What the task requires
Each record that follows must be reproduced exactly.

Records for the exercise
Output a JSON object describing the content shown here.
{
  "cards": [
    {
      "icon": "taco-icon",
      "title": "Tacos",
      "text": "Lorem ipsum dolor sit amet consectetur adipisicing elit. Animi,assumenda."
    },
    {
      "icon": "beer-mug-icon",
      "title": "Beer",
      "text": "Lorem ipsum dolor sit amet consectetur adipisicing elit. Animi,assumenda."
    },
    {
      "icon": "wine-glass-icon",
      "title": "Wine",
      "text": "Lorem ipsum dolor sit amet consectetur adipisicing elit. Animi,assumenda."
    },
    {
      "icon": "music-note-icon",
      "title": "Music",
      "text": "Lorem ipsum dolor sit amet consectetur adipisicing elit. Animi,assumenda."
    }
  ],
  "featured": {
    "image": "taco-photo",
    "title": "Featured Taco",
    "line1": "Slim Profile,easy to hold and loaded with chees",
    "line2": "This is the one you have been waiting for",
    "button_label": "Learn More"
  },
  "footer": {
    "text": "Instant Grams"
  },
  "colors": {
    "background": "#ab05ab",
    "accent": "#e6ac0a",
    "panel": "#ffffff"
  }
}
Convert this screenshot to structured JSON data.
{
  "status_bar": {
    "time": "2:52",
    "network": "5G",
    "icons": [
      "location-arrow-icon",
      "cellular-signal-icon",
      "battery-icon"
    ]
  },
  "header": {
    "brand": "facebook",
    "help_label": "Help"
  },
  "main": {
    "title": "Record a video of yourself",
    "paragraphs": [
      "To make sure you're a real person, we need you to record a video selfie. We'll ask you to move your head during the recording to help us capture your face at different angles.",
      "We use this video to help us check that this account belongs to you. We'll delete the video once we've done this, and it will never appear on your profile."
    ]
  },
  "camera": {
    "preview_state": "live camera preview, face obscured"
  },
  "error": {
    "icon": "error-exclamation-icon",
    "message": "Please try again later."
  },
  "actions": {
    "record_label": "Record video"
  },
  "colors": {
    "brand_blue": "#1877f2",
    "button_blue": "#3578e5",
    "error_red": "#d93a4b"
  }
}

Solved exercise
Output a JSON object describing the content shown here.
{
  "cards": [
    {
      "icon": "taco-icon",
      "title": "Tacos",
      "text": "Lorem ipsum dolor sit amet consectetur adipisicing elit. Animi,assumenda."
    },
    {
      "icon": "beer-mug-icon",
      "title": "Beer",
      "text": "Lorem ipsum dolor sit amet consectetur adipisicing elit. Animi,assumenda."
    },
    {
      "icon": "wine-glass-icon",
      "title": "Wine",
      "text": "Lorem ipsum dolor sit amet consectetur adipisicing elit. Animi,assumenda."
    },
    {
      "icon": "music-note-icon",
      "title": "Music",
      "text": "Lorem ipsum dolor sit amet consectetur adipisicing elit. Animi,assumenda."
    }
  ],
  "featured": {
    "image": "taco-photo",
    "title": "Featured Taco",
    "line1": "Slim Profile,easy to hold and loaded with chees",
    "line2": "This is the one you have been waiting for",
    "button_label": "Learn More"
  },
  "footer": {
    "text": "Instant Grams"
  },
  "colors": {
    "background": "#ab05ab",
    "accent": "#e6ac0a",
    "panel": "#ffffff"
  }
}
Convert this screenshot to structured JSON data.
{
  "status_bar": {
    "time": "2:52",
    "network": "5G",
    "icons": [
      "location-arrow-icon",
      "cellular-signal-icon",
      "battery-icon"
    ]
  },
  "header": {
    "brand": "facebook",
    "help_label": "Help"
  },
  "main": {
    "title": "Record a video of yourself",
    "paragraphs": [
      "To make sure you're a real person, we need you to record a video selfie. We'll ask you to move your head during the recording to help us capture your face at different angles.",
      "We use this video to help us check that this account belongs to you. We'll delete the video once we've done this, and it will never appear on your profile."
    ]
  },
  "camera": {
    "preview_state": "live camera preview, face obscured"
  },
  "error": {
    "icon": "error-exclamation-icon",
    "message": "Please try again later."
  },
  "actions": {
    "record_label": "Record video"
  },
  "colors": {
    "brand_blue": "#1877f2",
    "button_blue": "#3578e5",
    "error_red": "#d93a4b"
  }
}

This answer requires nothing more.